Editor’s note: This article was updated at 8:04 p.m. ET on Feb. 6, 2021 to clarify that advice from the June 4 email shared by the Prime Minister’s Office originated from the Privy Council Office. Senior political staffers from Prime Minister Justin Trudeau’s office and the office of another federal Liberal cabinet minister privately discussed how to withhold information from Canadians about the government’s response to the COVID-19 crisis last June, newly released emails show.
They believe totally in the advice they gave you. It just doesn’t apply to them. Who do you think you are? And what’s with the complaining about Canada’s lack of vaccine supply as compared to other nations? Chrystia Freeland, Deputy Prime Minister of Canada, has patiently tried to explain to you that the government has been working hard for months and months and months to ensure supply for Canada and that they have orders in for way more than a nation three times our size could ever use. What do you want? That they work for months and months and months and months? How were they supposed to know the vaccine deal with China wouldn’t work out?
A Kingston-area Ontario Provincial Police officer has been cleared of any wrongdoing after a police service dog he was handling caused serious injuries during an arrest in the Odessa area in June 2020. A report from Ontario’s Special Investigations Unit, dated Jan. 18, found that the use of a police dog in the situation was justified due to the circumstances.
A recent discovery of art believed to have been created by a German soldier interned at Fort Henry more than 100 years ago is on its way to Canada’s National Museum of History. The piece is a 12-by-7.5-inch horizontal wood-carved frame with a painting of an Indigenous person in the centre smoking a peace pipe with the words Fort Henry and Canada carved on each side, with two oval openings for black-and-white photographs of a well-dressed man and woman in each opening. Luciuk, who has done extensive research into First World War internment camps for several years, said internees arrived at Fort Henry in August 1914 shortly after the war started, and the camp closed in early November 2017, one year before the war ended.
For the new season, which begins on Jan. 13, teams will play in the Scotia NHL North Division, Honda NHL West Division, Discover NHL Central Division and the MassMutual NHL East Division, the league said in a news release. The NHL did not say whether having corporate sponsorships for divisions would be the new normal or simply a one-year-only campaign, but some marketing experts believe they are here to stay. “While some fans may protest the over-commercialization of the league, the majority understand the importance of finding new revenue streams, especially now,” Bob Dorfman, a sports marketing expert at Baker Street Advertising in San Francisco, told Reuters.
On this past International Holocaust Remembrance Day, I reread a bit of Bertrand Russell.

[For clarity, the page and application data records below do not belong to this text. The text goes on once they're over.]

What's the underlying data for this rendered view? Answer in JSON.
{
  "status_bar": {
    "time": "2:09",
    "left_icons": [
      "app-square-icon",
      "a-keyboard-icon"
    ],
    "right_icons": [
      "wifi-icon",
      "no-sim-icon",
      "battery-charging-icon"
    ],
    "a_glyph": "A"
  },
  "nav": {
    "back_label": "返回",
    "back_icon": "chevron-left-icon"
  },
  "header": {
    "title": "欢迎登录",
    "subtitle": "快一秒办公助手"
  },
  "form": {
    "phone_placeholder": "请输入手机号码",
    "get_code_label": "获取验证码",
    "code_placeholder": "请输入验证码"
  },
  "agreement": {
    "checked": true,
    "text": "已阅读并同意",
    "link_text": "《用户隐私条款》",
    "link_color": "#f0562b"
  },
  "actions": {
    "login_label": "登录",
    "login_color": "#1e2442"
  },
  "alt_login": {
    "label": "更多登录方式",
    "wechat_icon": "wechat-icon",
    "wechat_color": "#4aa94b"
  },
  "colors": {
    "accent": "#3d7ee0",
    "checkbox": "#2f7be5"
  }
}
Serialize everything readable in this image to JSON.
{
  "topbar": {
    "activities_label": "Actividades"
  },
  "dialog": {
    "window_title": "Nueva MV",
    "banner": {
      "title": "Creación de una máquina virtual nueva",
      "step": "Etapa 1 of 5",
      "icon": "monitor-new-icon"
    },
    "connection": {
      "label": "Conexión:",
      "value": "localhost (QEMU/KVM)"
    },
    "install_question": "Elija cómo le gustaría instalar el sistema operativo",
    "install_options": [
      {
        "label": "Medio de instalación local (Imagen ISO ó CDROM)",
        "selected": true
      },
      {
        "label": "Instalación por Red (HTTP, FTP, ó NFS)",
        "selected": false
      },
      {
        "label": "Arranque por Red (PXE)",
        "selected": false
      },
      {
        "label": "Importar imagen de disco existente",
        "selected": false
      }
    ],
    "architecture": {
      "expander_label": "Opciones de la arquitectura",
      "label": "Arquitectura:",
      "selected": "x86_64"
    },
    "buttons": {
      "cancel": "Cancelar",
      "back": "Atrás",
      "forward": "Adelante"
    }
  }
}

In 1933, dismayed at the Nazification of Germany, the philosopher wrote “The Triumph of Stupidity,” attributing the rise of Adolf Hitler to the organized fervor of stupid and brutal people—two qualities, he noted, that “usually go together.” He went on to make one of his most famous observations, that the “fundamental cause of the trouble is that in the modern world the stupid are cocksure while the intelligent are full of doubt.”